OAKLEY, Summit County — Two snowboarders are "lucky to be alive," police say, after an avalanche overtook them on a backcountry slope Wednesday.
The two men, both in their early 40s, were in a group of 11 from the Salt Lake Valley who visited the mountainous area of Mud Lake Flat, roughly a mile west of Smith-Morehouse Reservoir in eastern Summit County. Around 4 p.m., someone in the group "jumped off a rock and triggered the avalanche," Summit County Sheriff's Lt. Andrew Wright said.
"This snow's going about 40 to 50 miles per hour, it's crashing into ... trees, snapping trees," said Craig Gordon, a forecaster for the Utah Avalanche Center.
The swift slide pinned one of the men against a tree, breaking both of his legs, Wright said. The other man was buried under 6 to 12 inches of snow for about eight minutes, he said.
"That is a long time when you don't have any oxygen," Wright said.
The group was able to locate the buried man because "his snowboard was barely sticking up out of the snow," according to the lieutenant.
"That is the only reason that they ... found him and were able to save his life," Wright said.
The man's avalanche beacon had been malfunctioning while on the mountain, so he had decided to turn it off, Wright said.
Despite each man's remarkable survival, the ordeal wasn't over, as their group was unable to reach police until just after 8 p.m. The snowboarders had all arrived in the area using a snowcat, but the vehicle broke down as they tried to descend the mountain to get cellphone service and call for help, Wright said.

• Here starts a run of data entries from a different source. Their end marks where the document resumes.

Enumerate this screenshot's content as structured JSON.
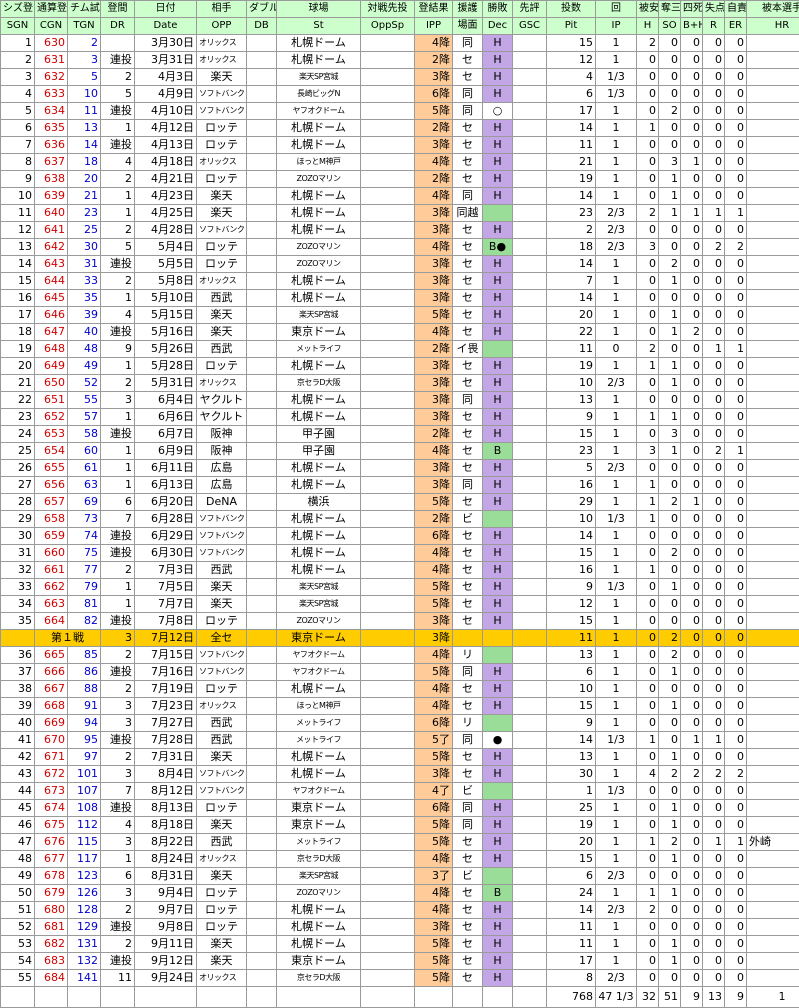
{
  "headers": {
    "row1": [
      "シズ登",
      "通算登",
      "チム試",
      "登間",
      "日付",
      "相手",
      "ダブル",
      "球場",
      "対戦先投",
      "登結果",
      "援護",
      "勝敗",
      "先評",
      "投数",
      "回",
      "被安",
      "奪三",
      "四死",
      "失点",
      "自責",
      "被本選手"
    ],
    "row2": [
      "SGN",
      "CGN",
      "TGN",
      "DR",
      "Date",
      "OPP",
      "DB",
      "St",
      "OppSp",
      "IPP",
      "場面",
      "Dec",
      "GSC",
      "Pit",
      "IP",
      "H",
      "SO",
      "B+H",
      "R",
      "ER",
      "HR"
    ]
  },
  "rows": [
    {
      "sgn": "1",
      "cgn": "630",
      "tgn": "2",
      "dr": "",
      "date": "3月30日",
      "opp": "オリックス",
      "st": "札幌ドーム",
      "ipp": "4降",
      "scene": "同",
      "dec": "H",
      "pit": "15",
      "ip": "1",
      "h": "2",
      "so": "0",
      "bh": "0",
      "r": "0",
      "er": "0",
      "hr": ""
    },
    {
      "sgn": "2",
      "cgn": "631",
      "tgn": "3",
      "dr": "連投",
      "date": "3月31日",
      "opp": "オリックス",
      "st": "札幌ドーム",
      "ipp": "2降",
      "scene": "セ",
      "dec": "H",
      "pit": "12",
      "ip": "1",
      "h": "0",
      "so": "0",
      "bh": "0",
      "r": "0",
      "er": "0",
      "hr": ""
    },
    {
      "sgn": "3",
      "cgn": "632",
      "tgn": "5",
      "dr": "2",
      "date": "4月3日",
      "opp": "楽天",
      "st": "楽天SP宮城",
      "ipp": "3降",
      "scene": "セ",
      "dec": "H",
      "pit": "4",
      "ip": "1/3",
      "h": "0",
      "so": "0",
      "bh": "0",
      "r": "0",
      "er": "0",
      "hr": ""
    },
    {
      "sgn": "4",
      "cgn": "633",
      "tgn": "10",
      "dr": "5",
      "date": "4月9日",
      "opp": "ソフトバンク",
      "st": "長崎ビッグN",
      "ipp": "6降",
      "scene": "同",
      "dec": "H",
      "pit": "6",
      "ip": "1/3",
      "h": "0",
      "so": "0",
      "bh": "0",
      "r": "0",
      "er": "0",
      "hr": ""
    },
    {
      "sgn": "5",
      "cgn": "634",
      "tgn": "11",
      "dr": "連投",
      "date": "4月10日",
      "opp": "ソフトバンク",
      "st": "ヤフオクドーム",
      "ipp": "5降",
      "scene": "同",
      "dec": "○",
      "pit": "17",
      "ip": "1",
      "h": "0",
      "so": "2",
      "bh": "0",
      "r": "0",
      "er": "0",
      "hr": ""
    },
    {
      "sgn": "6",
      "cgn": "635",
      "tgn": "13",
      "dr": "1",
      "date": "4月12日",
      "opp": "ロッテ",
      "st": "札幌ドーム",
      "ipp": "2降",
      "scene": "セ",
      "dec": "H",
      "pit": "14",
      "ip": "1",
      "h": "1",
      "so": "0",
      "bh": "0",
      "r": "0",
      "er": "0",
      "hr": ""
    },
    {
      "sgn": "7",
      "cgn": "636",
      "tgn": "14",
      "dr": "連投",
      "date": "4月13日",
      "opp": "ロッテ",
      "st": "札幌ドーム",
      "ipp": "3降",
      "scene": "セ",
      "dec": "H",
      "pit": "11",
      "ip": "1",
      "h": "0",
      "so": "0",
      "bh": "0",
      "r": "0",
      "er": "0",
      "hr": ""
    },
    {
      "sgn": "8",
      "cgn": "637",
      "tgn": "18",
      "dr": "4",
      "date": "4月18日",
      "opp": "オリックス",
      "st": "ほっとM神戸",
      "ipp": "4降",
      "scene": "セ",
      "dec": "H",
      "pit": "21",
      "ip": "1",
      "h": "0",
      "so": "3",
      "bh": "1",
      "r": "0",
      "er": "0",
      "hr": ""
    },
    {
      "sgn": "9",
      "cgn": "638",
      "tgn": "20",
      "dr": "2",
      "date": "4月21日",
      "opp": "ロッテ",
      "st": "ZOZOマリン",
      "ipp": "2降",
      "scene": "セ",
      "dec": "H",
      "pit": "19",
      "ip": "1",
      "h": "0",
      "so": "1",
      "bh": "0",
      "r": "0",
      "er": "0",
      "hr": ""
    },
    {
      "sgn": "10",
      "cgn": "639",
      "tgn": "21",
      "dr": "1",
      "date": "4月23日",
      "opp": "楽天",
      "st": "札幌ドーム",
      "ipp": "4降",
      "scene": "同",
      "dec": "H",
      "pit": "14",
      "ip": "1",
      "h": "0",
      "so": "1",
      "bh": "0",
      "r": "0",
      "er": "0",
      "hr": ""
    },
    {
      "sgn": "11",
      "cgn": "640",
      "tgn": "23",
      "dr": "1",
      "date": "4月25日",
      "opp": "楽天",
      "st": "札幌ドーム",
      "ipp": "3降",
      "scene": "同越",
      "dec": "",
      "pit": "23",
      "ip": "2/3",
      "h": "2",
      "so": "1",
      "bh": "1",
      "r": "1",
      "er": "1",
      "hr": ""
    },
    {
      "sgn": "12",
      "cgn": "641",
      "tgn": "25",
      "dr": "2",
      "date": "4月28日",
      "opp": "ソフトバンク",
      "st": "札幌ドーム",
      "ipp": "3降",
      "scene": "セ",
      "dec": "H",
      "pit": "2",
      "ip": "2/3",
      "h": "0",
      "so": "0",
      "bh": "0",
      "r": "0",
      "er": "0",
      "hr": ""
    },
    {
      "sgn": "13",
      "cgn": "642",
      "tgn": "30",
      "dr": "5",
      "date": "5月4日",
      "opp": "ロッテ",
      "st": "ZOZOマリン",
      "ipp": "4降",
      "scene": "セ",
      "dec": "B●",
      "pit": "18",
      "ip": "2/3",
      "h": "3",
      "so": "0",
      "bh": "0",
      "r": "2",
      "er": "2",
      "hr": ""
    },
    {
      "sgn": "14",
      "cgn": "643",
      "tgn": "31",
      "dr": "連投",
      "date": "5月5日",
      "opp": "ロッテ",
      "st": "ZOZOマリン",
      "ipp": "3降",
      "scene": "セ",
      "dec": "H",
      "pit": "14",
      "ip": "1",
      "h": "0",
      "so": "2",
      "bh": "0",
      "r": "0",
      "er": "0",
      "hr": ""
    },
    {
      "sgn": "15",
      "cgn": "644",
      "tgn": "33",
      "dr": "2",
      "date": "5月8日",
      "opp": "オリックス",
      "st": "札幌ドーム",
      "ipp": "3降",
      "scene": "セ",
      "dec": "H",
      "pit": "7",
      "ip": "1",
      "h": "0",
      "so": "1",
      "bh": "0",
      "r": "0",
      "er": "0",
      "hr": ""
    },
    {
      "sgn": "16",
      "cgn": "645",
      "tgn": "35",
      "dr": "1",
      "date": "5月10日",
      "opp": "西武",
      "st": "札幌ドーム",
      "ipp": "3降",
      "scene": "セ",
      "dec": "H",
      "pit": "14",
      "ip": "1",
      "h": "0",
      "so": "0",
      "bh": "0",
      "r": "0",
      "er": "0",
      "hr": ""
    },
    {
      "sgn": "17",
      "cgn": "646",
      "tgn": "39",
      "dr": "4",
      "date": "5月15日",
      "opp": "楽天",
      "st": "楽天SP宮城",
      "ipp": "5降",
      "scene": "セ",
      "dec": "H",
      "pit": "20",
      "ip": "1",
      "h": "0",
      "so": "1",
      "bh": "0",
      "r": "0",
      "er": "0",
      "hr": ""
    },
    {
      "sgn": "18",
      "cgn": "647",
      "tgn": "40",
      "dr": "連投",
      "date": "5月16日",
      "opp": "楽天",
      "st": "東京ドーム",
      "ipp": "4降",
      "scene": "セ",
      "dec": "H",
      "pit": "22",
      "ip": "1",
      "h": "0",
      "so": "1",
      "bh": "2",
      "r": "0",
      "er": "0",
      "hr": ""
    },
    {
      "sgn": "19",
      "cgn": "648",
      "tgn": "48",
      "dr": "9",
      "date": "5月26日",
      "opp": "西武",
      "st": "メットライフ",
      "ipp": "2降",
      "scene": "イ畏",
      "dec": "",
      "pit": "11",
      "ip": "0",
      "h": "2",
      "so": "0",
      "bh": "0",
      "r": "1",
      "er": "1",
      "hr": ""
    },
    {
      "sgn": "20",
      "cgn": "649",
      "tgn": "49",
      "dr": "1",
      "date": "5月28日",
      "opp": "ロッテ",
      "st": "札幌ドーム",
      "ipp": "3降",
      "scene": "セ",
      "dec": "H",
      "pit": "19",
      "ip": "1",
      "h": "1",
      "so": "1",
      "bh": "0",
      "r": "0",
      "er": "0",
      "hr": ""
    },
    {
      "sgn": "21",
      "cgn": "650",
      "tgn": "52",
      "dr": "2",
      "date": "5月31日",
      "opp": "オリックス",
      "st": "京セラD大阪",
      "ipp": "3降",
      "scene": "セ",
      "dec": "H",
      "pit": "10",
      "ip": "2/3",
      "h": "0",
      "so": "1",
      "bh": "0",
      "r": "0",
      "er": "0",
      "hr": ""
    },
    {
      "sgn": "22",
      "cgn": "651",
      "tgn": "55",
      "dr": "3",
      "date": "6月4日",
      "opp": "ヤクルト",
      "st": "札幌ドーム",
      "ipp": "3降",
      "scene": "同",
      "dec": "H",
      "pit": "13",
      "ip": "1",
      "h": "0",
      "so": "0",
      "bh": "0",
      "r": "0",
      "er": "0",
      "hr": ""
    },
    {
      "sgn": "23",
      "cgn": "652",
      "tgn": "57",
      "dr": "1",
      "date": "6月6日",
      "opp": "ヤクルト",
      "st": "札幌ドーム",
      "ipp": "3降",
      "scene": "セ",
      "dec": "H",
      "pit": "9",
      "ip": "1",
      "h": "1",
      "so": "1",
      "bh": "0",
      "r": "0",
      "er": "0",
      "hr": ""
    },
    {
      "sgn": "24",
      "cgn": "653",
      "tgn": "58",
      "dr": "連投",
      "date": "6月7日",
      "opp": "阪神",
      "st": "甲子園",
      "ipp": "2降",
      "scene": "セ",
      "dec": "H",
      "pit": "15",
      "ip": "1",
      "h": "0",
      "so": "3",
      "bh": "0",
      "r": "0",
      "er": "0",
      "hr": ""
    },
    {
      "sgn": "25",
      "cgn": "654",
      "tgn": "60",
      "dr": "1",
      "date": "6月9日",
      "opp": "阪神",
      "st": "甲子園",
      "ipp": "4降",
      "scene": "セ",
      "dec": "B",
      "pit": "23",
      "ip": "1",
      "h": "3",
      "so": "1",
      "bh": "0",
      "r": "2",
      "er": "1",
      "hr": ""
    },
    {
      "sgn": "26",
      "cgn": "655",
      "tgn": "61",
      "dr": "1",
      "date": "6月11日",
      "opp": "広島",
      "st": "札幌ドーム",
      "ipp": "3降",
      "scene": "セ",
      "dec": "H",
      "pit": "5",
      "ip": "2/3",
      "h": "0",
      "so": "0",
      "bh": "0",
      "r": "0",
      "er": "0",
      "hr": ""
    },
    {
      "sgn": "27",
      "cgn": "656",
      "tgn": "63",
      "dr": "1",
      "date": "6月13日",
      "opp": "広島",
      "st": "札幌ドーム",
      "ipp": "3降",
      "scene": "同",
      "dec": "H",
      "pit": "16",
      "ip": "1",
      "h": "1",
      "so": "0",
      "bh": "0",
      "r": "0",
      "er": "0",
      "hr": ""
    },
    {
      "sgn": "28",
      "cgn": "657",
      "tgn": "69",
      "dr": "6",
      "date": "6月20日",
      "opp": "DeNA",
      "st": "横浜",
      "ipp": "5降",
      "scene": "セ",
      "dec": "H",
      "pit": "29",
      "ip": "1",
      "h": "1",
      "so": "2",
      "bh": "1",
      "r": "0",
      "er": "0",
      "hr": ""
    },
    {
      "sgn": "29",
      "cgn": "658",
      "tgn": "73",
      "dr": "7",
      "date": "6月28日",
      "opp": "ソフトバンク",
      "st": "札幌ドーム",
      "ipp": "2降",
      "scene": "ビ",
      "dec": "",
      "pit": "10",
      "ip": "1/3",
      "h": "1",
      "so": "0",
      "bh": "0",
      "r": "0",
      "er": "0",
      "hr": ""
    },
    {
      "sgn": "30",
      "cgn": "659",
      "tgn": "74",
      "dr": "連投",
      "date": "6月29日",
      "opp": "ソフトバンク",
      "st": "札幌ドーム",
      "ipp": "6降",
      "scene": "セ",
      "dec": "H",
      "pit": "14",
      "ip": "1",
      "h": "0",
      "so": "0",
      "bh": "0",
      "r": "0",
      "er": "0",
      "hr": ""
    },
    {
      "sgn": "31",
      "cgn": "660",
      "tgn": "75",
      "dr": "連投",
      "date": "6月30日",
      "opp": "ソフトバンク",
      "st": "札幌ドーム",
      "ipp": "4降",
      "scene": "セ",
      "dec": "H",
      "pit": "15",
      "ip": "1",
      "h": "0",
      "so": "2",
      "bh": "0",
      "r": "0",
      "er": "0",
      "hr": ""
    },
    {
      "sgn": "32",
      "cgn": "661",
      "tgn": "77",
      "dr": "2",
      "date": "7月3日",
      "opp": "西武",
      "st": "札幌ドーム",
      "ipp": "4降",
      "scene": "セ",
      "dec": "H",
      "pit": "16",
      "ip": "1",
      "h": "1",
      "so": "0",
      "bh": "0",
      "r": "0",
      "er": "0",
      "hr": ""
    },
    {
      "sgn": "33",
      "cgn": "662",
      "tgn": "79",
      "dr": "1",
      "date": "7月5日",
      "opp": "楽天",
      "st": "楽天SP宮城",
      "ipp": "5降",
      "scene": "セ",
      "dec": "H",
      "pit": "9",
      "ip": "1/3",
      "h": "0",
      "so": "1",
      "bh": "0",
      "r": "0",
      "er": "0",
      "hr": ""
    },
    {
      "sgn": "34",
      "cgn": "663",
      "tgn": "81",
      "dr": "1",
      "date": "7月7日",
      "opp": "楽天",
      "st": "楽天SP宮城",
      "ipp": "5降",
      "scene": "セ",
      "dec": "H",
      "pit": "12",
      "ip": "1",
      "h": "0",
      "so": "0",
      "bh": "0",
      "r": "0",
      "er": "0",
      "hr": ""
    },
    {
      "sgn": "35",
      "cgn": "664",
      "tgn": "82",
      "dr": "連投",
      "date": "7月8日",
      "opp": "ロッテ",
      "st": "ZOZOマリン",
      "ipp": "3降",
      "scene": "セ",
      "dec": "H",
      "pit": "15",
      "ip": "1",
      "h": "0",
      "so": "0",
      "bh": "0",
      "r": "0",
      "er": "0",
      "hr": ""
    }
  ],
  "allstar": {
    "label": "第１戦",
    "dr": "3",
    "date": "7月12日",
    "opp": "全セ",
    "st": "東京ドーム",
    "ipp": "3降",
    "pit": "11",
    "ip": "1",
    "h": "0",
    "so": "2",
    "bh": "0",
    "r": "0",
    "er": "0"
  },
  "rows2": [
    {
      "sgn": "36",
      "cgn": "665",
      "tgn": "85",
      "dr": "2",
      "date": "7月15日",
      "opp": "ソフトバンク",
      "st": "ヤフオクドーム",
      "ipp": "4降",
      "scene": "リ",
      "dec": "",
      "pit": "13",
      "ip": "1",
      "h": "0",
      "so": "2",
      "bh": "0",
      "r": "0",
      "er": "0",
      "hr": ""
    },
    {
      "sgn": "37",
      "cgn": "666",
      "tgn": "86",
      "dr": "連投",
      "date": "7月16日",
      "opp": "ソフトバンク",
      "st": "ヤフオクドーム",
      "ipp": "5降",
      "scene": "同",
      "dec": "H",
      "pit": "6",
      "ip": "1",
      "h": "0",
      "so": "1",
      "bh": "0",
      "r": "0",
      "er": "0",
      "hr": ""
    },
    {
      "sgn": "38",
      "cgn": "667",
      "tgn": "88",
      "dr": "2",
      "date": "7月19日",
      "opp": "ロッテ",
      "st": "札幌ドーム",
      "ipp": "4降",
      "scene": "セ",
      "dec": "H",
      "pit": "10",
      "ip": "1",
      "h": "0",
      "so": "0",
      "bh": "0",
      "r": "0",
      "er": "0",
      "hr": ""
    },
    {
      "sgn": "39",
      "cgn": "668",
      "tgn": "91",
      "dr": "3",
      "date": "7月23日",
      "opp": "オリックス",
      "st": "ほっとM神戸",
      "ipp": "4降",
      "scene": "セ",
      "dec": "H",
      "pit": "15",
      "ip": "1",
      "h": "0",
      "so": "1",
      "bh": "0",
      "r": "0",
      "er": "0",
      "hr": ""
    },
    {
      "sgn": "40",
      "cgn": "669",
      "tgn": "94",
      "dr": "3",
      "date": "7月27日",
      "opp": "西武",
      "st": "メットライフ",
      "ipp": "6降",
      "scene": "リ",
      "dec": "",
      "pit": "9",
      "ip": "1",
      "h": "0",
      "so": "0",
      "bh": "0",
      "r": "0",
      "er": "0",
      "hr": ""
    },
    {
      "sgn": "41",
      "cgn": "670",
      "tgn": "95",
      "dr": "連投",
      "date": "7月28日",
      "opp": "西武",
      "st": "メットライフ",
      "ipp": "5了",
      "scene": "同",
      "dec": "●",
      "pit": "14",
      "ip": "1/3",
      "h": "1",
      "so": "0",
      "bh": "1",
      "r": "1",
      "er": "0",
      "hr": ""
    },
    {
      "sgn": "42",
      "cgn": "671",
      "tgn": "97",
      "dr": "2",
      "date": "7月31日",
      "opp": "楽天",
      "st": "札幌ドーム",
      "ipp": "5降",
      "scene": "セ",
      "dec": "H",
      "pit": "13",
      "ip": "1",
      "h": "0",
      "so": "1",
      "bh": "0",
      "r": "0",
      "er": "0",
      "hr": ""
    },
    {
      "sgn": "43",
      "cgn": "672",
      "tgn": "101",
      "dr": "3",
      "date": "8月4日",
      "opp": "ソフトバンク",
      "st": "札幌ドーム",
      "ipp": "3降",
      "scene": "セ",
      "dec": "H",
      "pit": "30",
      "ip": "1",
      "h": "4",
      "so": "2",
      "bh": "2",
      "r": "2",
      "er": "2",
      "hr": ""
    },
    {
      "sgn": "44",
      "cgn": "673",
      "tgn": "107",
      "dr": "7",
      "date": "8月12日",
      "opp": "ソフトバンク",
      "st": "ヤフオクドーム",
      "ipp": "4了",
      "scene": "ビ",
      "dec": "",
      "pit": "1",
      "ip": "1/3",
      "h": "0",
      "so": "0",
      "bh": "0",
      "r": "0",
      "er": "0",
      "hr": ""
    },
    {
      "sgn": "45",
      "cgn": "674",
      "tgn": "108",
      "dr": "連投",
      "date": "8月13日",
      "opp": "ロッテ",
      "st": "東京ドーム",
      "ipp": "6降",
      "scene": "同",
      "dec": "H",
      "pit": "25",
      "ip": "1",
      "h": "0",
      "so": "1",
      "bh": "0",
      "r": "0",
      "er": "0",
      "hr": ""
    },
    {
      "sgn": "46",
      "cgn": "675",
      "tgn": "112",
      "dr": "4",
      "date": "8月18日",
      "opp": "楽天",
      "st": "東京ドーム",
      "ipp": "5降",
      "scene": "同",
      "dec": "H",
      "pit": "19",
      "ip": "1",
      "h": "0",
      "so": "1",
      "bh": "0",
      "r": "0",
      "er": "0",
      "hr": ""
    },
    {
      "sgn": "47",
      "cgn": "676",
      "tgn": "115",
      "dr": "3",
      "date": "8月22日",
      "opp": "西武",
      "st": "メットライフ",
      "ipp": "5降",
      "scene": "セ",
      "dec": "H",
      "pit": "20",
      "ip": "1",
      "h": "1",
      "so": "2",
      "bh": "0",
      "r": "1",
      "er": "1",
      "hr": "外崎"
    },
    {
      "sgn": "48",
      "cgn": "677",
      "tgn": "117",
      "dr": "1",
      "date": "8月24日",
      "opp": "オリックス",
      "st": "京セラD大阪",
      "ipp": "4降",
      "scene": "セ",
      "dec": "H",
      "pit": "15",
      "ip": "1",
      "h": "0",
      "so": "1",
      "bh": "0",
      "r": "0",
      "er": "0",
      "hr": ""
    },
    {
      "sgn": "49",
      "cgn": "678",
      "tgn": "123",
      "dr": "6",
      "date": "8月31日",
      "opp": "楽天",
      "st": "楽天SP宮城",
      "ipp": "3了",
      "scene": "ビ",
      "dec": "",
      "pit": "6",
      "ip": "2/3",
      "h": "0",
      "so": "0",
      "bh": "0",
      "r": "0",
      "er": "0",
      "hr": ""
    },
    {
      "sgn": "50",
      "cgn": "679",
      "tgn": "126",
      "dr": "3",
      "date": "9月4日",
      "opp": "ロッテ",
      "st": "ZOZOマリン",
      "ipp": "4降",
      "scene": "セ",
      "dec": "B",
      "pit": "24",
      "ip": "1",
      "h": "1",
      "so": "1",
      "bh": "0",
      "r": "0",
      "er": "0",
      "hr": ""
    },
    {
      "sgn": "51",
      "cgn": "680",
      "tgn": "128",
      "dr": "2",
      "date": "9月7日",
      "opp": "ロッテ",
      "st": "札幌ドーム",
      "ipp": "4降",
      "scene": "セ",
      "dec": "H",
      "pit": "14",
      "ip": "2/3",
      "h": "2",
      "so": "0",
      "bh": "0",
      "r": "0",
      "er": "0",
      "hr": ""
    },
    {
      "sgn": "52",
      "cgn": "681",
      "tgn": "129",
      "dr": "連投",
      "date": "9月8日",
      "opp": "ロッテ",
      "st": "札幌ドーム",
      "ipp": "3降",
      "scene": "セ",
      "dec": "H",
      "pit": "11",
      "ip": "1",
      "h": "0",
      "so": "0",
      "bh": "0",
      "r": "0",
      "er": "0",
      "hr": ""
    },
    {
      "sgn": "53",
      "cgn": "682",
      "tgn": "131",
      "dr": "2",
      "date": "9月11日",
      "opp": "楽天",
      "st": "札幌ドーム",
      "ipp": "5降",
      "scene": "セ",
      "dec": "H",
      "pit": "11",
      "ip": "1",
      "h": "0",
      "so": "1",
      "bh": "0",
      "r": "0",
      "er": "0",
      "hr": ""
    },
    {
      "sgn": "54",
      "cgn": "683",
      "tgn": "132",
      "dr": "連投",
      "date": "9月12日",
      "opp": "楽天",
      "st": "東京ドーム",
      "ipp": "5降",
      "scene": "セ",
      "dec": "H",
      "pit": "17",
      "ip": "1",
      "h": "0",
      "so": "1",
      "bh": "0",
      "r": "0",
      "er": "0",
      "hr": ""
    },
    {
      "sgn": "55",
      "cgn": "684",
      "tgn": "141",
      "dr": "11",
      "date": "9月24日",
      "opp": "オリックス",
      "st": "京セラD大阪",
      "ipp": "5降",
      "scene": "セ",
      "dec": "H",
      "pit": "8",
      "ip": "2/3",
      "h": "0",
      "so": "0",
      "bh": "0",
      "r": "0",
      "er": "0",
      "hr": ""
    }
  ],
  "totals": {
    "pit": "768",
    "ip": "47 1/3",
    "h": "32",
    "so": "51",
    "bh": "9",
    "r": "13",
    "er": "9",
    "hr": "1"
  }
}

Eventually, three people from the group were able to make it to Oakley and contact police. Search and rescue crews reached the men near Smith-Morehouse Reservoir and used a medical helicopter to take the man with broken legs to a hospital in Salt Lake County.
The man who was initially buried "is said to be in OK condition," Wright said.
The slide measured about 4 feet deep, "several hundred feet wide" and cascaded down a slope for about 800 feet, Gordon said, noting avalanche danger in northern Utah has been extremely high and that "dangerous, human-triggered avalanches are likely" in that part of the state.
"It doesn't get more dangerous than this. ... Once triggered, avalanches can get quickly out of hand," Gordon said. "Any avalanche that you trigger right now ... is going to break deep, it's going to break wide, and there's a possibility that it might be unsurvivable."
Wright stressed that anyone thinking about spending time in the mountains should check avalanche advisories. Up-to-date conditions can be found at www.utahavalanchecenter.org.
"They are lucky to be alive, we're glad that they're alive, we're glad that we were able to get them the help that they needed," Wright said. "But, you know, it can be avoided."1 comment on this story
Gordon said backcountry explorers need to have proper avalanche emergency equipment with them at all times. He added that, during periods of extreme avalanche risk, the wise choice is not to go into backcountry areas at all.
"The best avalanche is the one we don't trigger. ... Right now we just need to exercise a little bit of patience, tone down our objectives and just stick with gentle terrain," he said.
Those who just can't get enough of a challenging ride down the mountain always have resorts as a safe option, Gordon said.
"If you want to get into steep terrain, enjoy the greatest snow on Earth at the greatest resorts on Earth, where active avalanche reduction work is routinely performed," he said.